As IT operations and applications continue to shift from on-premises to the cloud, it necessarily follows that files and sensitive data are moving to the cloud as well. Judging by the rapid adoption of cloud apps like Office 365, Dropbox, and Google Apps, it’s fair to say that IT departments know they must take steps to protect their highly valuable corporate data sitting in these apps. There’s even a high probability that this corporate data is subject to regulations like PCI, SOX, and HIPAA that require organizations to meet certain security and compliance standards.
Throw into the mix the proliferation of personal devices (BYOD) for work-related purposes and you’ve got a potential tinderbox on your hands when it comes to preventing the leakage of sensitive data. Compounding matters is that many (perhaps most) of these personal devices are unmanaged, in that IT either doesn’t even know about them or doesn’t have policies in place to manage what folks are doing work-wise on these devices.
Consider the following scenarios and see if any hit close to home:
- “How can I tell what personally identifiable information (PII) data is stored on OneDrive and how can I automate a clean-up procedure?”
- “Was it Tom, the guy we fired last week, who just now tried to share from his Dropbox account our presentation with lots of competitive information in it with his new colleagues?”
- “Which of the finance guys downloaded the Word file that had our customers’ banking information and account numbers to his personal iPad last night?

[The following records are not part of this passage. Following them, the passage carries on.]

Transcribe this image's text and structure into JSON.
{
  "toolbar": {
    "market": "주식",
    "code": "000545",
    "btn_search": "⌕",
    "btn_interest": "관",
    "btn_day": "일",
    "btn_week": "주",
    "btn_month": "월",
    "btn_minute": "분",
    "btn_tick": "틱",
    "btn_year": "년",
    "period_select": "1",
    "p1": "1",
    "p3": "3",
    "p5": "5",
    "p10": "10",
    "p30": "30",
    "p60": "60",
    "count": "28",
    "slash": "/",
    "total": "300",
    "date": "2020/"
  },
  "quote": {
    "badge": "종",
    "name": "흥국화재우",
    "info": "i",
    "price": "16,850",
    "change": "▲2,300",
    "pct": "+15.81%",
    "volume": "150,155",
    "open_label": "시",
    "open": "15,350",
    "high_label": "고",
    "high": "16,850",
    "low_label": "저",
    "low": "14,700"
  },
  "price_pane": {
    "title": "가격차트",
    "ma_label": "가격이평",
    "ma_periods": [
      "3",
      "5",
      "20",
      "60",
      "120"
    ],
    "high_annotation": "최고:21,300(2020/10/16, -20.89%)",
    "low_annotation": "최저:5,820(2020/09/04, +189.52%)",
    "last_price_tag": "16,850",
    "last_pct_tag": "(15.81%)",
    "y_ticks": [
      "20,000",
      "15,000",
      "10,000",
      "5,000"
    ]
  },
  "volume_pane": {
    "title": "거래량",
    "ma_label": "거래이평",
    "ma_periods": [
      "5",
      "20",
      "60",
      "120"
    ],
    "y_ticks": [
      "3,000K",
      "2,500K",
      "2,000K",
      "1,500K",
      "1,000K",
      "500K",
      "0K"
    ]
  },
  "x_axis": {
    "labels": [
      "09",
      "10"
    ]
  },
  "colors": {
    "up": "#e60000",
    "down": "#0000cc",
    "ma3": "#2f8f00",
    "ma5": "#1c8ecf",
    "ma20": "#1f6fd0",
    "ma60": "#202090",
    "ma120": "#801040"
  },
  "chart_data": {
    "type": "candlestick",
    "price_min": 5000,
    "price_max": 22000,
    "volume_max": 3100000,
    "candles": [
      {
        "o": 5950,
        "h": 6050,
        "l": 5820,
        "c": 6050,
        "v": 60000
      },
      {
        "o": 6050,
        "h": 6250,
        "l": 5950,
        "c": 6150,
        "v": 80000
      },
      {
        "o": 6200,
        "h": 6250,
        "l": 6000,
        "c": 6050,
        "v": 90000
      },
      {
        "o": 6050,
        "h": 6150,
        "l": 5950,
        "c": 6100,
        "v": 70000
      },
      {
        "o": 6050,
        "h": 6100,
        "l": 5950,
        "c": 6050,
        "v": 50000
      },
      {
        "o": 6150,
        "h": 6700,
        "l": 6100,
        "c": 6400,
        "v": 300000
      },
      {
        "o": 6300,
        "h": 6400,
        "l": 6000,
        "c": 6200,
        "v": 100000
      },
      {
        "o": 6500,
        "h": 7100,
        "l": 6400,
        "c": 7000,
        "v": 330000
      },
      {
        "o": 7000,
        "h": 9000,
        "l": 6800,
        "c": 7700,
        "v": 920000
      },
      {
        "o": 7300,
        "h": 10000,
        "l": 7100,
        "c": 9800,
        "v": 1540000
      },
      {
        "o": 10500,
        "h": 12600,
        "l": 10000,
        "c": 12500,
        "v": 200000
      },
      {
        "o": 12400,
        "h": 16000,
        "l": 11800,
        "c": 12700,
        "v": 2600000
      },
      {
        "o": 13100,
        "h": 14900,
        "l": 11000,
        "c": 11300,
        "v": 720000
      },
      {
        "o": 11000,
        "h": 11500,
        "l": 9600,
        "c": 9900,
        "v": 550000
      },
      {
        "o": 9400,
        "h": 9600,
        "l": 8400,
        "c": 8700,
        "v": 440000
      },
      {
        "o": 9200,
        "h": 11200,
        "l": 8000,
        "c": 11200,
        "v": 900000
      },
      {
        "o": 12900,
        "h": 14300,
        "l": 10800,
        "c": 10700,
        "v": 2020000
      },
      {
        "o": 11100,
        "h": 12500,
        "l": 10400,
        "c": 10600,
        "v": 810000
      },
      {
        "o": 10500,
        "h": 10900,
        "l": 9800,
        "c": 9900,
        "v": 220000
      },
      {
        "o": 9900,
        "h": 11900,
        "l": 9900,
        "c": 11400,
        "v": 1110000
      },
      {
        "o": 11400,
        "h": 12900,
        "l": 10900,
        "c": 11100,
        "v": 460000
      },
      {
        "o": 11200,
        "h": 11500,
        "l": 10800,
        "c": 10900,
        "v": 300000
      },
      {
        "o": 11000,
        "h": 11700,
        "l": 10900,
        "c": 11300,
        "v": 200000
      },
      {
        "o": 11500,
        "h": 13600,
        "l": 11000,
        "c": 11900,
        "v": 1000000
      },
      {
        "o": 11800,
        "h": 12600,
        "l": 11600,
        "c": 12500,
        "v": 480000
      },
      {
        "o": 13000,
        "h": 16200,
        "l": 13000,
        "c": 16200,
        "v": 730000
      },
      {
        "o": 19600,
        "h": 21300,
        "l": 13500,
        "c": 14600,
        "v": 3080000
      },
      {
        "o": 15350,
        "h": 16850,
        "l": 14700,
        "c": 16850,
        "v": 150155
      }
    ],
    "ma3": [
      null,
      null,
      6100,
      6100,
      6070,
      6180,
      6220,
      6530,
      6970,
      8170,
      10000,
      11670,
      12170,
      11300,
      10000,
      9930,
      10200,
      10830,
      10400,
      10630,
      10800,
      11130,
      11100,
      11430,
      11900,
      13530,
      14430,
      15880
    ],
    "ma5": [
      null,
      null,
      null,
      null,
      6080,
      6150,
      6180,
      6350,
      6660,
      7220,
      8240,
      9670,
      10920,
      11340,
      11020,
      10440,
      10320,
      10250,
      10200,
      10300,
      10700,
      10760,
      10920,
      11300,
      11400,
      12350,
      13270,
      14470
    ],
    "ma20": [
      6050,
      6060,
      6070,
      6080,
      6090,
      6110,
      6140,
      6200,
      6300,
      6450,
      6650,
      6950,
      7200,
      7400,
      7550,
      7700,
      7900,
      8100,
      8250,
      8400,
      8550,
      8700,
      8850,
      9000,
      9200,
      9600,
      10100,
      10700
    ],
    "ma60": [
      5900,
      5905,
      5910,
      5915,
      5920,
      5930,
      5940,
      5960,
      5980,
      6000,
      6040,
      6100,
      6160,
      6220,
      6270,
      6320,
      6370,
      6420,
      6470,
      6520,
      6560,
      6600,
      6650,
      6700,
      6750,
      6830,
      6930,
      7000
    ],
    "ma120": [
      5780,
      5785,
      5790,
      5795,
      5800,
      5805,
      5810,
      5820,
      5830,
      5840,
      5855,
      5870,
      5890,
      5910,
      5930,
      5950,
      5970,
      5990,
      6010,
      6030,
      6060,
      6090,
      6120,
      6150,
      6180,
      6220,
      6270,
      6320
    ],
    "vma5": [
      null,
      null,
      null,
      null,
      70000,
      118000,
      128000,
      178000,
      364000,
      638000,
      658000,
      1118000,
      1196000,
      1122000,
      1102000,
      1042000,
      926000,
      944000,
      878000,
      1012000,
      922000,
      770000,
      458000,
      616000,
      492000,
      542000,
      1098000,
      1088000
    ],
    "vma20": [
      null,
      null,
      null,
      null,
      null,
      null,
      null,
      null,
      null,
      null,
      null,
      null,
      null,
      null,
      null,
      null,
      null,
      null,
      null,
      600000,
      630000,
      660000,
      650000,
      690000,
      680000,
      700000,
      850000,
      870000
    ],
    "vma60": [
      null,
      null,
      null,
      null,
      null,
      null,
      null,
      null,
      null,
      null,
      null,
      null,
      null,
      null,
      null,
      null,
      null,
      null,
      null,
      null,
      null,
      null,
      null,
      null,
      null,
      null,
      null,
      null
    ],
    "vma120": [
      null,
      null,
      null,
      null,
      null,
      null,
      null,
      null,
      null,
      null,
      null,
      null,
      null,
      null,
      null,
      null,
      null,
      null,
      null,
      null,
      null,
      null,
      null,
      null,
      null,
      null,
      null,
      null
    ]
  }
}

He wasn’t supposed to do that.”
Nowadays, organizations usually have some kind of on-premise data leak prevention (DLP) solution already in place. Problem is they don’t handle cloud app traffic very well, if at all. The inherent benefits of cloud apps – namely their ready accessibility from anywhere, anytime, from any device (trusted or untrusted) – quickly exposes the limitations of on-prem DLP systems. On-prem DLP systems simply can’t prevent sensitive files from being downloaded to untrusted (i.e., unmanaged) devices. The reverse is also true: they can’t prevent uploads of sensitive files to cloud apps from untrusted devices.
Additionally, cloud storage and collaboration services like Dropbox and Box allow users to share files with external parties in a way that on-prem DLP systems can’t track. The files are already stored in the cloud long before the sharing operation is carried out, and therefore, when a user does share a specific piece of content, it won’t trigger a DLP policy. In essence, legacy DLP systems don’t know when a sharing action took place with an external party because they don’t understand the underlying protocols.
Imperva Skyfence, however, does understand when such an action takes place since it realizes that today’s DLP must also address the cloud and mobile use cases. To do this though requires fundamental changes in how best to secure data that’s sitting in cloud apps. Today, we announced the release of our latest version (v4.5) of the Imperva Skyfence Cloud Gateway, enabling IT to gain more control over their data.
This includes classifying data, stopping data proliferation to unmanaged devices, monitoring high-risk user behavior, and looking for anomalous activity. Skyfence offers much flexibility in policy setting through its support for hundreds of data types out of the box while allowing customers to define their own data types, too, to meet their specific requirements.
Examples of pre-defined data types include support for the most common regulations in effect today, such as SOX, HIPAA, PCI DSS, PII, PHI, and more. Skyfence scans content in real-time, looking for policy violations. Polices can be established based on keywords, regular expressions, dictionaries, and Luhn verifications, to name a few criteria.
Example of a custom policy to block downloads of financial documents to unmanaged devices
In this release, Skyfence also extends traditional DLP to the cloud and mobile arenas by enabling you to leverage your existing DLP infrastructure and policies. Specifically, it integrates with external DLP solutions through the ICAP interface. In effect, Skyfence becomes the policy enforcement point for your cloud apps by applying your existing policies to the cloud app scenarios outlined above.
With all the valuable data stored in the cloud these days, it thus makes sense to extend your existing DLP policies to the cloud. The party’s happening in the cloud and Skyfence is along for the ride, too, except we’re not party-crashers. Think of us as the security detail to make sure everyone and everything stays safe.